→ **Task brief**
Reproduce the full listing exactly.

** Provided information follows **

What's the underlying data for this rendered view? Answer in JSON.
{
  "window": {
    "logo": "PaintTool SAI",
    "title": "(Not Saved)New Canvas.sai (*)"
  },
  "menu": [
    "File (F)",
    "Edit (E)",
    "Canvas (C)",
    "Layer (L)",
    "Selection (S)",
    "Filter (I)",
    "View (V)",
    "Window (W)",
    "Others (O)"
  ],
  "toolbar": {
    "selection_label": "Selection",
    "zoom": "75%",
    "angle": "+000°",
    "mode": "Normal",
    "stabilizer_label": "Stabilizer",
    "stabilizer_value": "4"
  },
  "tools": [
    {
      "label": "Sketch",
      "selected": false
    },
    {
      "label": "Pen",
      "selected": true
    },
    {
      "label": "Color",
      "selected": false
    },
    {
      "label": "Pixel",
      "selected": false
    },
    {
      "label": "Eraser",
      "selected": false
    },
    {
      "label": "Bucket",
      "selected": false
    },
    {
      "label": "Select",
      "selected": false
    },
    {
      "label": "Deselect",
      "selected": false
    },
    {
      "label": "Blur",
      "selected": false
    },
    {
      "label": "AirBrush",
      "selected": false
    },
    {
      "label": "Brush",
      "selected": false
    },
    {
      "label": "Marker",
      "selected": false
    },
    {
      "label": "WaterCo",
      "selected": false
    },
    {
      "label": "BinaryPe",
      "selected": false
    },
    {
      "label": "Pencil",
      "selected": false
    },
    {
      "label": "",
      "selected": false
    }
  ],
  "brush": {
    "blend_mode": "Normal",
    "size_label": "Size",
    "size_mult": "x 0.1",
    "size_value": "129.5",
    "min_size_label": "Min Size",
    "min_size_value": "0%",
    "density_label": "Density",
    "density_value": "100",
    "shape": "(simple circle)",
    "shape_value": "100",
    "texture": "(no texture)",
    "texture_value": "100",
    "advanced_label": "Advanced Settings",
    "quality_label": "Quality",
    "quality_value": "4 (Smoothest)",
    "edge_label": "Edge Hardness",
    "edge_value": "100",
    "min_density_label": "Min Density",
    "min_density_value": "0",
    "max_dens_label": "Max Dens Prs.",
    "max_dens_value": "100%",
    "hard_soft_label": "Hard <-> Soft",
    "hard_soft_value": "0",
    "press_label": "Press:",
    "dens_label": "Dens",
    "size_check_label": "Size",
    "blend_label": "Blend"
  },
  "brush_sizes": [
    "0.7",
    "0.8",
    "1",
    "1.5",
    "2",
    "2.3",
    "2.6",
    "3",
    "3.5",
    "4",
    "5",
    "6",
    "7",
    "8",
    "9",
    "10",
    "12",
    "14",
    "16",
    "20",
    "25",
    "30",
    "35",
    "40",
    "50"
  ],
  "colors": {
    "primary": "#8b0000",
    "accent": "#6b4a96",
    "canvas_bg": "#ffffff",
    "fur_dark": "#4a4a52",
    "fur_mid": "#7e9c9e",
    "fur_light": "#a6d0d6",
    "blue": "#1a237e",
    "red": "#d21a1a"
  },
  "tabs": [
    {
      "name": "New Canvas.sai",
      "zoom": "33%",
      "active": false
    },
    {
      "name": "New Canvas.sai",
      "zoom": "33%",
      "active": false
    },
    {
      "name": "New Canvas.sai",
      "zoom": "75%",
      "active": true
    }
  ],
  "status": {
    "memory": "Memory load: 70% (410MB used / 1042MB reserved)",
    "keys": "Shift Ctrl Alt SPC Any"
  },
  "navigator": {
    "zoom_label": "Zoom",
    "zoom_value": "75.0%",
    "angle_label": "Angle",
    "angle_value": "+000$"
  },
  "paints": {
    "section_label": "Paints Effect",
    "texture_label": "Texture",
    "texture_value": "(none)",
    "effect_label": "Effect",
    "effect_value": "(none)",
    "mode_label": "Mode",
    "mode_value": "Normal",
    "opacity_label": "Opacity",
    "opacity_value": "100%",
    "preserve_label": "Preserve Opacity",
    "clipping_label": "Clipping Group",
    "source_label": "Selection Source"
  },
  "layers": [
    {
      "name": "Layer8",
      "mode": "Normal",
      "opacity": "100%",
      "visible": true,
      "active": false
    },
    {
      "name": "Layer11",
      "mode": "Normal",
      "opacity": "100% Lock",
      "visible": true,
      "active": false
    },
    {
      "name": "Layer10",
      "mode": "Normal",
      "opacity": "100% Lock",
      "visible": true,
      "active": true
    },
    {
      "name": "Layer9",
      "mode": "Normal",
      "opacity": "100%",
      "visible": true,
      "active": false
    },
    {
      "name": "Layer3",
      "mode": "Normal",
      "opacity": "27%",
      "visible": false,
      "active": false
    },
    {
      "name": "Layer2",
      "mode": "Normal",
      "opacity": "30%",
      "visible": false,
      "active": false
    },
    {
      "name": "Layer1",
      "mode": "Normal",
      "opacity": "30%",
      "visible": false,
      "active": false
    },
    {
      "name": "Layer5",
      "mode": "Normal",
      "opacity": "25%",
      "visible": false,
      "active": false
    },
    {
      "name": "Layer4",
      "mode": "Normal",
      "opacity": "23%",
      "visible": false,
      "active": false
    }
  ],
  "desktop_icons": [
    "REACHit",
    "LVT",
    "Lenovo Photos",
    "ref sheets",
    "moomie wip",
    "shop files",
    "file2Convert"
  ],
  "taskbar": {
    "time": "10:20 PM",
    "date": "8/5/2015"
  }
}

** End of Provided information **

→ **Answer box**
What's the underlying data for this rendered view? Answer in JSON.
{
  "window": {
    "logo": "PaintTool SAI",
    "title": "(Not Saved)New Canvas.sai (*)"
  },
  "menu": [
    "File (F)",
    "Edit (E)",
    "Canvas (C)",
    "Layer (L)",
    "Selection (S)",
    "Filter (I)",
    "View (V)",
    "Window (W)",
    "Others (O)"
  ],
  "toolbar": {
    "selection_label": "Selection",
    "zoom": "75%",
    "angle": "+000°",
    "mode": "Normal",
    "stabilizer_label": "Stabilizer",
    "stabilizer_value": "4"
  },
  "tools": [
    {
      "label": "Sketch",
      "selected": false
    },
    {
      "label": "Pen",
      "selected": true
    },
    {
      "label": "Color",
      "selected": false
    },
    {
      "label": "Pixel",
      "selected": false
    },
    {
      "label": "Eraser",
      "selected": false
    },
    {
      "label": "Bucket",
      "selected": false
    },
    {
      "label": "Select",
      "selected": false
    },
    {
      "label": "Deselect",
      "selected": false
    },
    {
      "label": "Blur",
      "selected": false
    },
    {
      "label": "AirBrush",
      "selected": false
    },
    {
      "label": "Brush",
      "selected": false
    },
    {
      "label": "Marker",
      "selected": false
    },
    {
      "label": "WaterCo",
      "selected": false
    },
    {
      "label": "BinaryPe",
      "selected": false
    },
    {
      "label": "Pencil",
      "selected": false
    },
    {
      "label": "",
      "selected": false
    }
  ],
  "brush": {
    "blend_mode": "Normal",
    "size_label": "Size",
    "size_mult": "x 0.1",
    "size_value": "129.5",
    "min_size_label": "Min Size",
    "min_size_value": "0%",
    "density_label": "Density",
    "density_value": "100",
    "shape": "(simple circle)",
    "shape_value": "100",
    "texture": "(no texture)",
    "texture_value": "100",
    "advanced_label": "Advanced Settings",
    "quality_label": "Quality",
    "quality_value": "4 (Smoothest)",
    "edge_label": "Edge Hardness",
    "edge_value": "100",
    "min_density_label": "Min Density",
    "min_density_value": "0",
    "max_dens_label": "Max Dens Prs.",
    "max_dens_value": "100%",
    "hard_soft_label": "Hard <-> Soft",
    "hard_soft_value": "0",
    "press_label": "Press:",
    "dens_label": "Dens",
    "size_check_label": "Size",
    "blend_label": "Blend"
  },
  "brush_sizes": [
    "0.7",
    "0.8",
    "1",
    "1.5",
    "2",
    "2.3",
    "2.6",
    "3",
    "3.5",
    "4",
    "5",
    "6",
    "7",
    "8",
    "9",
    "10",
    "12",
    "14",
    "16",
    "20",
    "25",
    "30",
    "35",
    "40",
    "50"
  ],
  "colors": {
    "primary": "#8b0000",
    "accent": "#6b4a96",
    "canvas_bg": "#ffffff",
    "fur_dark": "#4a4a52",
    "fur_mid": "#7e9c9e",
    "fur_light": "#a6d0d6",
    "blue": "#1a237e",
    "red": "#d21a1a"
  },
  "tabs": [
    {
      "name": "New Canvas.sai",
      "zoom": "33%",
      "active": false
    },
    {
      "name": "New Canvas.sai",
      "zoom": "33%",
      "active": false
    },
    {
      "name": "New Canvas.sai",
      "zoom": "75%",
      "active": true
    }
  ],
  "status": {
    "memory": "Memory load: 70% (410MB used / 1042MB reserved)",
    "keys": "Shift Ctrl Alt SPC Any"
  },
  "navigator": {
    "zoom_label": "Zoom",
    "zoom_value": "75.0%",
    "angle_label": "Angle",
    "angle_value": "+000$"
  },
  "paints": {
    "section_label": "Paints Effect",
    "texture_label": "Texture",
    "texture_value": "(none)",
    "effect_label": "Effect",
    "effect_value": "(none)",
    "mode_label": "Mode",
    "mode_value": "Normal",
    "opacity_label": "Opacity",
    "opacity_value": "100%",
    "preserve_label": "Preserve Opacity",
    "clipping_label": "Clipping Group",
    "source_label": "Selection Source"
  },
  "layers": [
    {
      "name": "Layer8",
      "mode": "Normal",
      "opacity": "100%",
      "visible": true,
      "active": false
    },
    {
      "name": "Layer11",
      "mode": "Normal",
      "opacity": "100% Lock",
      "visible": true,
      "active": false
    },
    {
      "name": "Layer10",
      "mode": "Normal",
      "opacity": "100% Lock",
      "visible": true,
      "active": true
    },
    {
      "name": "Layer9",
      "mode": "Normal",
      "opacity": "100%",
      "visible": true,
      "active": false
    },
    {
      "name": "Layer3",
      "mode": "Normal",
      "opacity": "27%",
      "visible": false,
      "active": false
    },
    {
      "name": "Layer2",
      "mode": "Normal",
      "opacity": "30%",
      "visible": false,
      "active": false
    },
    {
      "name": "Layer1",
      "mode": "Normal",
      "opacity": "30%",
      "visible": false,
      "active": false
    },
    {
      "name": "Layer5",
      "mode": "Normal",
      "opacity": "25%",
      "visible": false,
      "active": false
    },
    {
      "name": "Layer4",
      "mode": "Normal",
      "opacity": "23%",
      "visible": false,
      "active": false
    }
  ],
  "desktop_icons": [
    "REACHit",
    "LVT",
    "Lenovo Photos",
    "ref sheets",
    "moomie wip",
    "shop files",
    "file2Convert"
  ],
  "taskbar": {
    "time": "10:20 PM",
    "date": "8/5/2015"
  }
}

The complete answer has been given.